The unthankful heart discovers no mercies; but the thankful heart will find, in every hour, some heavenly blessings. ~Henry Ward Beecher
Every morning when we wake up, we get to choose whether to see our glasses as half full or half empty. I imagine we’ll all agree that some days, an optimistic, positive attitude is hard to come by. Caregivers face emotionally and physically exhausting challenges on an hourly basis, and there are plenty of mornings when we dream of being able to pull the covers over our head and hide from the world.
Fill Your Glass
Unfortunately, no matter how attractive that escape sounds it’s probably not going to happen, which leaves us back at the choice I mentioned above. The good news: there is something we can fill our glasses with and it doesn’t cost a thing. That special ingredient is gratitude.
Yes, as cliché as it may sound, researchers have shown that humans actually possess the ability to consciously cultivate gratitude. Not only that, but doing so can increase happiness, reduce stress, and improve physical well being, and when we express our gratitude to others, we boost our own optimism even more.
Growing a Garden of Gratitude
Stay with me for a minute, because I’m going to guess right about now you’re thinking I’m nuts. You were up all night with a wandering parent, just had breakfast thrown at you, and all you can think about is how much you miss your BA (before Alzheimer’s) loved one. I completely understand; there are many days – maybe even most days – when gratitude is the furthest thing from your mind.
This is where the idea of conscious cultivation comes in. When we plant a garden, we must remember to water it each day, and growing gratitude is no different. The more deliberate we are, the more we’ll realize that even in the darkest moments, there are blessings. Find a few minutes each day to sit quietly and ponder those blessings, or better yet, write them down. You might keep a small notebook next to the bed and jot down three things you’re grateful for at the end of each day.
It’s the Little Things
I’ve been amazed at how this exercise can intensify our awareness of life’s simplest pleasures. Let’s face it folks, every night we aren’t going to have “won the lottery” as one of the items on that gratitude list! The beauty of this exercise is that it reminds us to pay attention to everyday things like how happy we feel when the dog greets us at the door or how beautiful that blooming rosebush is.
On a good day, you might write, “Mom said ‘I love you’ today.” To the average person, even that’s probably a “little thing,” but when Mom has dementia and rarely speaks, hearing those three words IS like winning the lottery! Another day, you might be thankful you were able to have lunch with a friend or spend an hour alone reading a great book. Some days, finding just one tiny thing to be grateful for will be a challenge, but don’t let that stop you.
Watch the Blessings Multiply

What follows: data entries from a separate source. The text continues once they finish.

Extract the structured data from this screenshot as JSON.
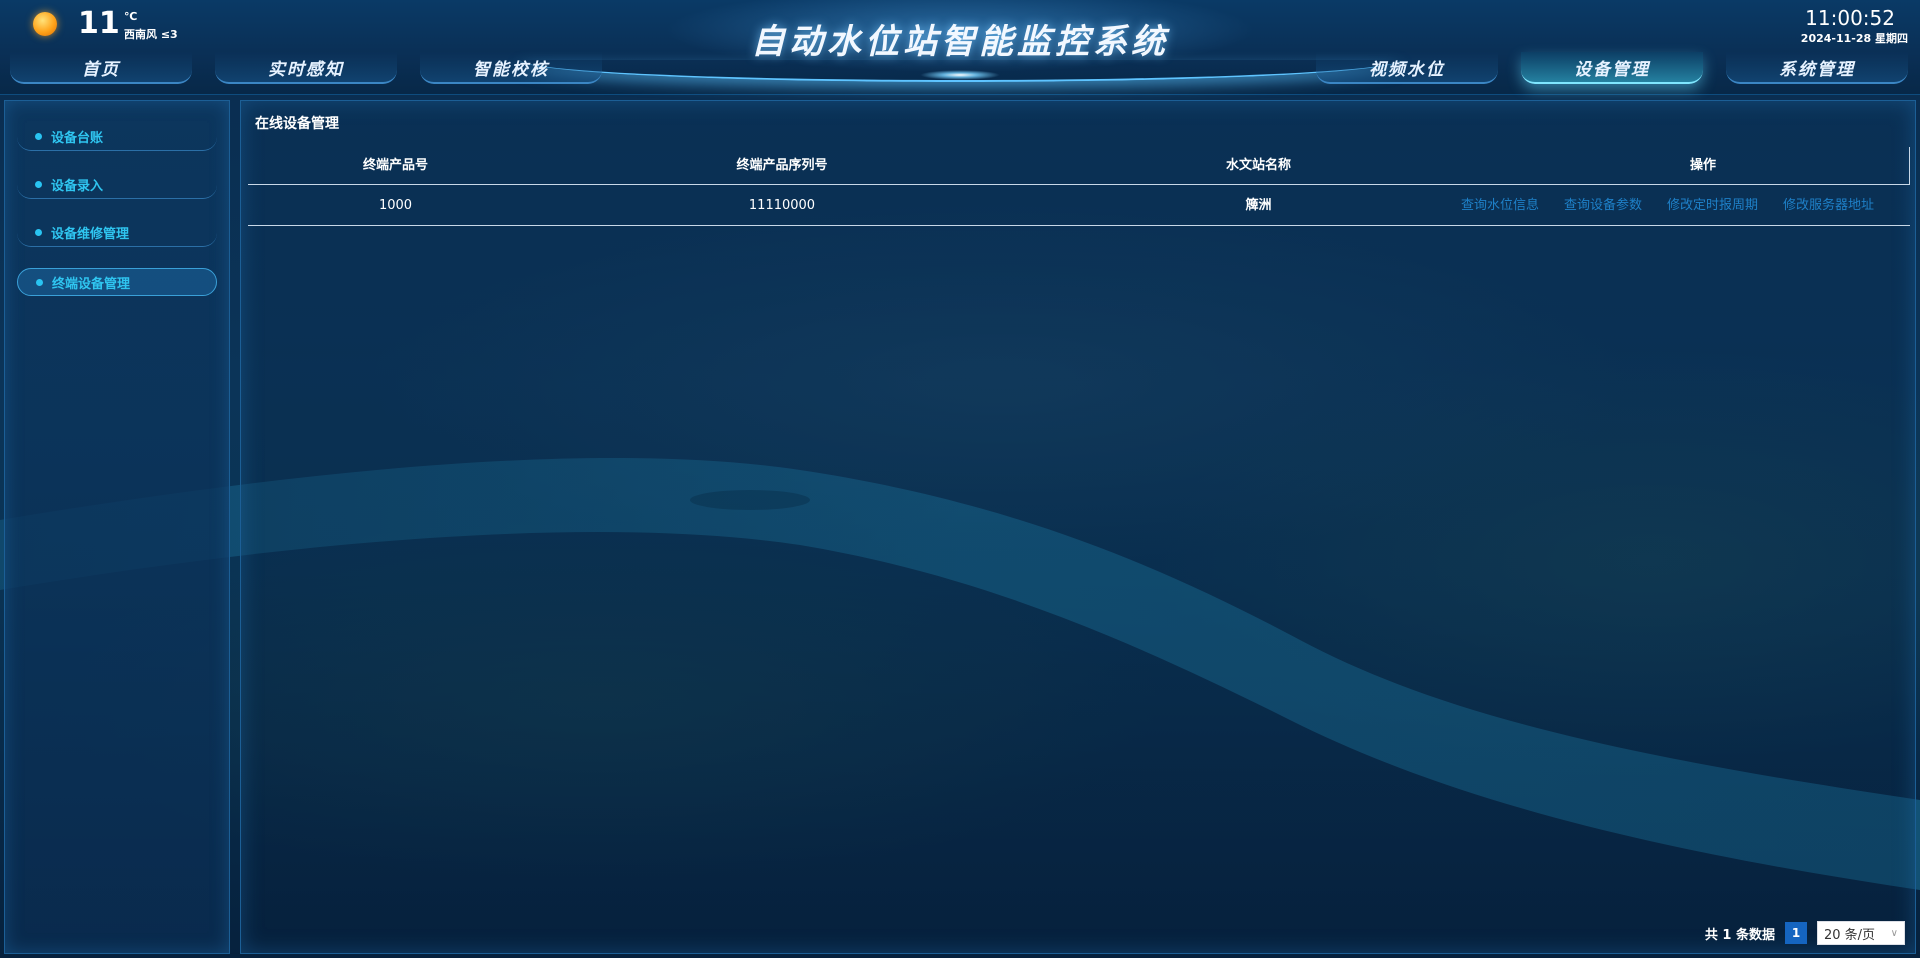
{
  "header": {
    "title": "自动水位站智能监控系统",
    "weather": {
      "icon": "sun-icon",
      "temperature": "11",
      "unit": "℃",
      "wind": "西南风 ≤3"
    },
    "time": "11:00:52",
    "date": "2024-11-28 星期四",
    "nav": [
      {
        "label": "首页",
        "active": false
      },
      {
        "label": "实时感知",
        "active": false
      },
      {
        "label": "智能校核",
        "active": false
      },
      {
        "label": "视频水位",
        "active": false
      },
      {
        "label": "设备管理",
        "active": true
      },
      {
        "label": "系统管理",
        "active": false
      }
    ]
  },
  "sidebar": {
    "items": [
      {
        "label": "设备台账",
        "active": false
      },
      {
        "label": "设备录入",
        "active": false
      },
      {
        "label": "设备维修管理",
        "active": false
      },
      {
        "label": "终端设备管理",
        "active": true
      }
    ]
  },
  "main": {
    "title": "在线设备管理",
    "columns": [
      "终端产品号",
      "终端产品序列号",
      "水文站名称",
      "操作"
    ],
    "rows": [
      {
        "product_no": "1000",
        "serial_no": "11110000",
        "station": "簰洲",
        "actions": [
          "查询水位信息",
          "查询设备参数",
          "修改定时报周期",
          "修改服务器地址"
        ]
      }
    ],
    "pagination": {
      "total_text": "共 1 条数据",
      "current_page": "1",
      "page_size": "20 条/页"
    }
  },
  "colors": {
    "accent": "#29c4f2",
    "link": "#1e80c8",
    "page_active": "#1565c0"
  }
}
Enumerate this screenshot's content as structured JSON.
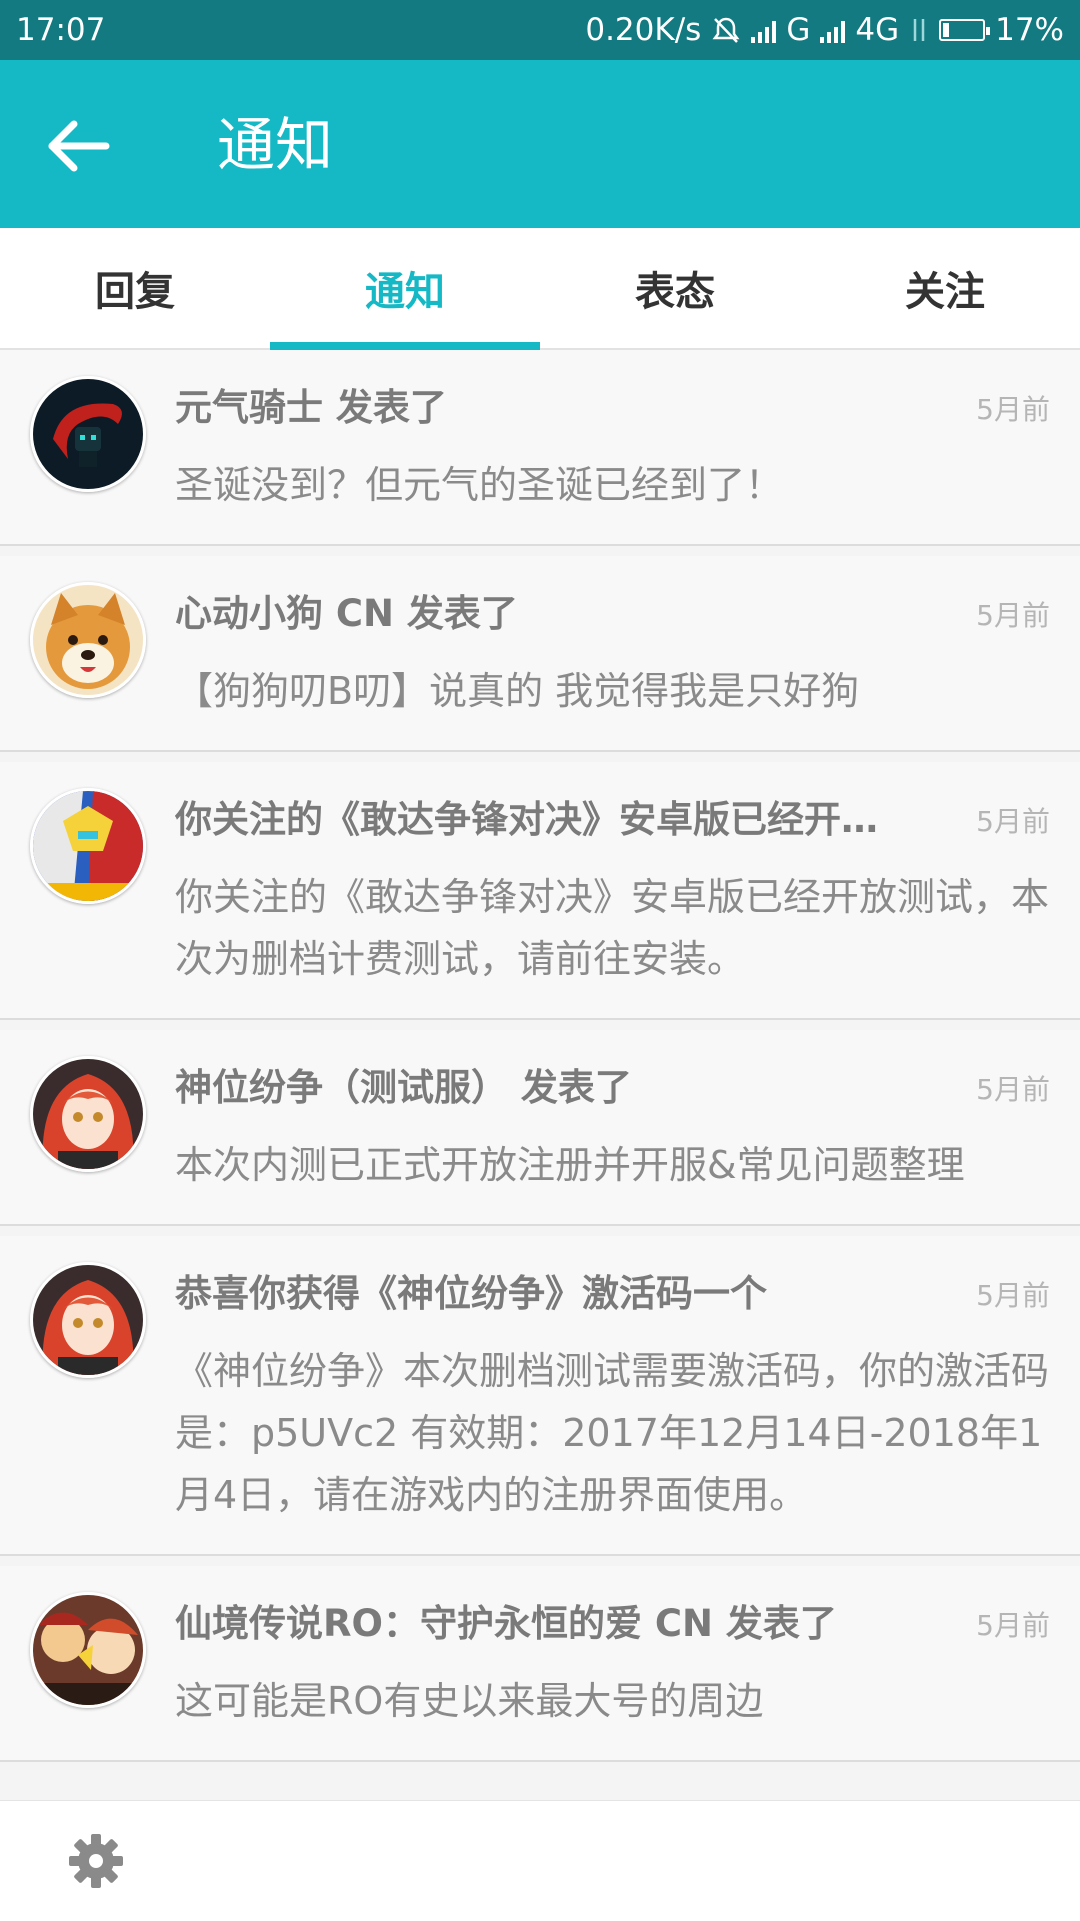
{
  "status_bar": {
    "time": "17:07",
    "net_speed": "0.20K/s",
    "signal1_label": "G",
    "signal2_label": "4G",
    "battery_percent": "17%",
    "battery_level": 0.17,
    "icons": [
      "mute-bell-icon",
      "signal-icon",
      "signal-icon",
      "data-transfer-icon",
      "battery-icon"
    ]
  },
  "app_bar": {
    "title": "通知",
    "back_icon": "arrow-left-icon"
  },
  "tabs": [
    {
      "label": "回复",
      "active": false
    },
    {
      "label": "通知",
      "active": true
    },
    {
      "label": "表态",
      "active": false
    },
    {
      "label": "关注",
      "active": false
    }
  ],
  "notifications": [
    {
      "title": "元气骑士 发表了",
      "time": "5月前",
      "body": "圣诞没到？但元气的圣诞已经到了！",
      "avatar": "soul-knight-avatar"
    },
    {
      "title": "心动小狗 CN 发表了",
      "time": "5月前",
      "body": "【狗狗叨B叨】说真的 我觉得我是只好狗",
      "avatar": "dog-avatar"
    },
    {
      "title": "你关注的《敢达争锋对决》安卓版已经开…",
      "time": "5月前",
      "body": "你关注的《敢达争锋对决》安卓版已经开放测试，本次为删档计费测试，请前往安装。",
      "avatar": "gundam-avatar"
    },
    {
      "title": "神位纷争（测试服） 发表了",
      "time": "5月前",
      "body": "本次内测已正式开放注册并开服&常见问题整理",
      "avatar": "red-hair-girl-avatar"
    },
    {
      "title": "恭喜你获得《神位纷争》激活码一个",
      "time": "5月前",
      "body": "《神位纷争》本次删档测试需要激活码，你的激活码是：p5UVc2 有效期：2017年12月14日-2018年1月4日，请在游戏内的注册界面使用。",
      "avatar": "red-hair-girl-avatar"
    },
    {
      "title": "仙境传说RO：守护永恒的爱 CN 发表了",
      "time": "5月前",
      "body": "这可能是RO有史以来最大号的周边",
      "avatar": "ro-avatar"
    }
  ],
  "bottom_bar": {
    "icon": "gear-icon"
  },
  "colors": {
    "accent": "#15b8c5",
    "status_bar": "#127a80",
    "list_bg": "#f8f8f8"
  }
}
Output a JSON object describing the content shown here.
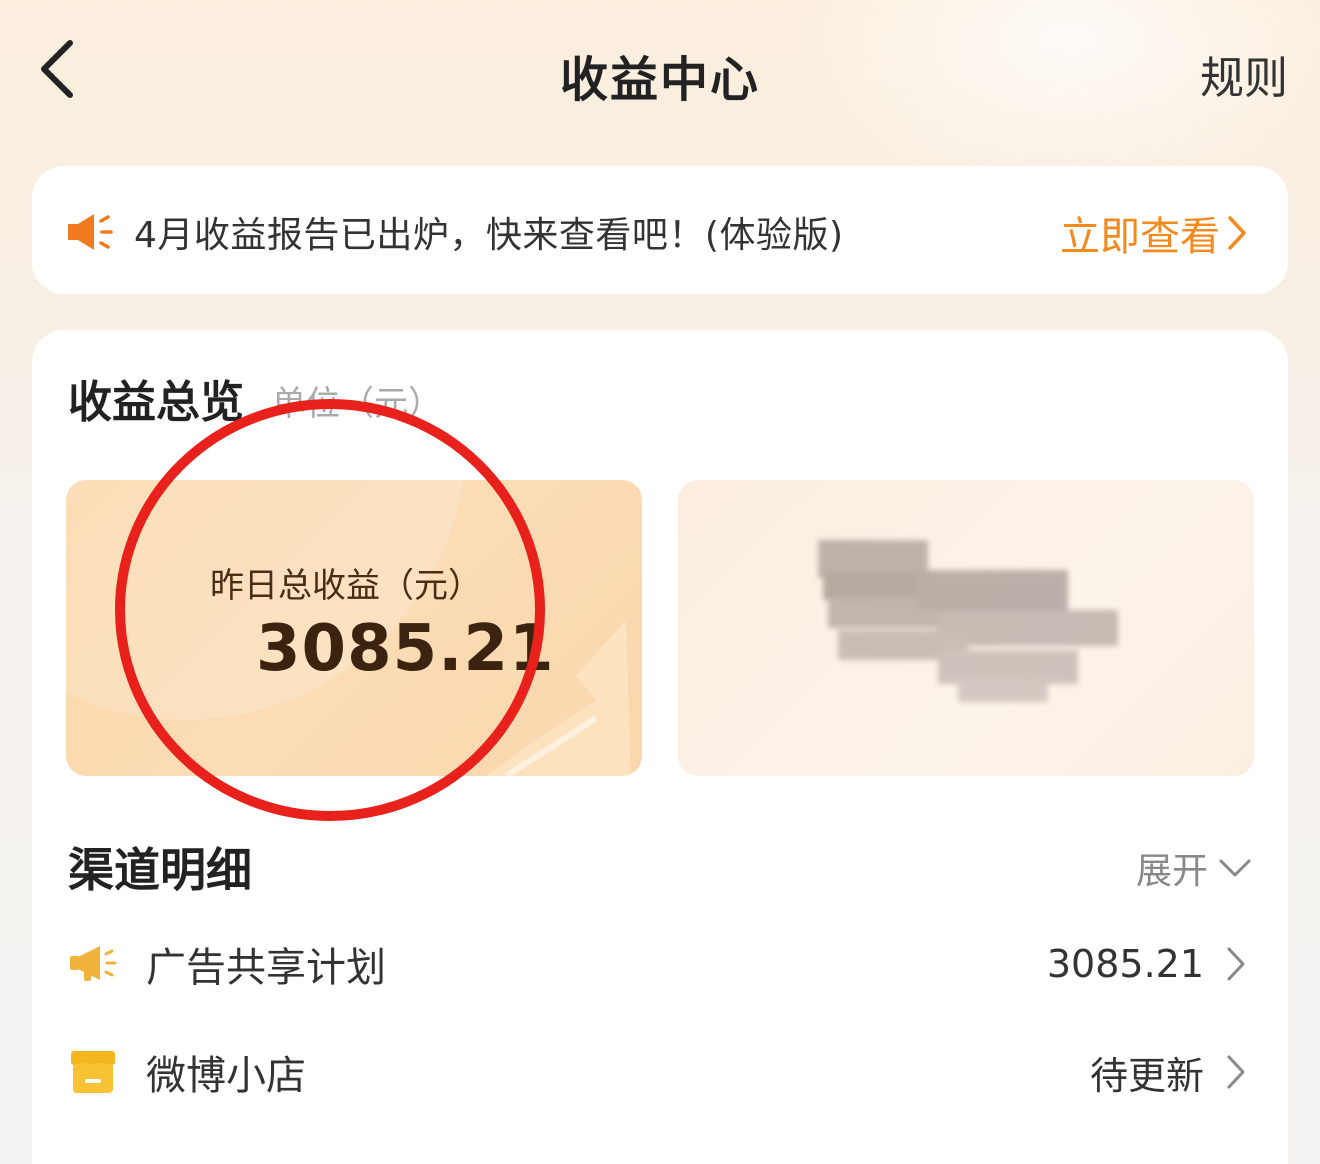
{
  "header": {
    "title": "收益中心",
    "rules_label": "规则",
    "back_icon": "chevron-left-icon"
  },
  "notice": {
    "icon": "speaker-icon",
    "text": "4月收益报告已出炉，快来查看吧！(体验版)",
    "action_label": "立即查看"
  },
  "overview": {
    "title": "收益总览",
    "unit": "单位（元）",
    "yesterday_label": "昨日总收益（元）",
    "yesterday_value": "3085.21"
  },
  "channels": {
    "title": "渠道明细",
    "expand_label": "展开",
    "items": [
      {
        "label": "广告共享计划",
        "value": "3085.21",
        "icon": "megaphone-icon"
      },
      {
        "label": "微博小店",
        "value": "待更新",
        "icon": "shop-icon"
      }
    ]
  },
  "colors": {
    "accent": "#f28a1e",
    "earn_card": "#fbd7a8",
    "annotation_circle": "#e8211c"
  }
}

Try it for just a week, and see if you notice a difference. At the risk of sounding hokey, I think you’ll be astounded at the blessings you’ll begin to recognize in your life. Give it a whirl, then stop back and leave a comment about your experience. We’d love to hear your thoughts!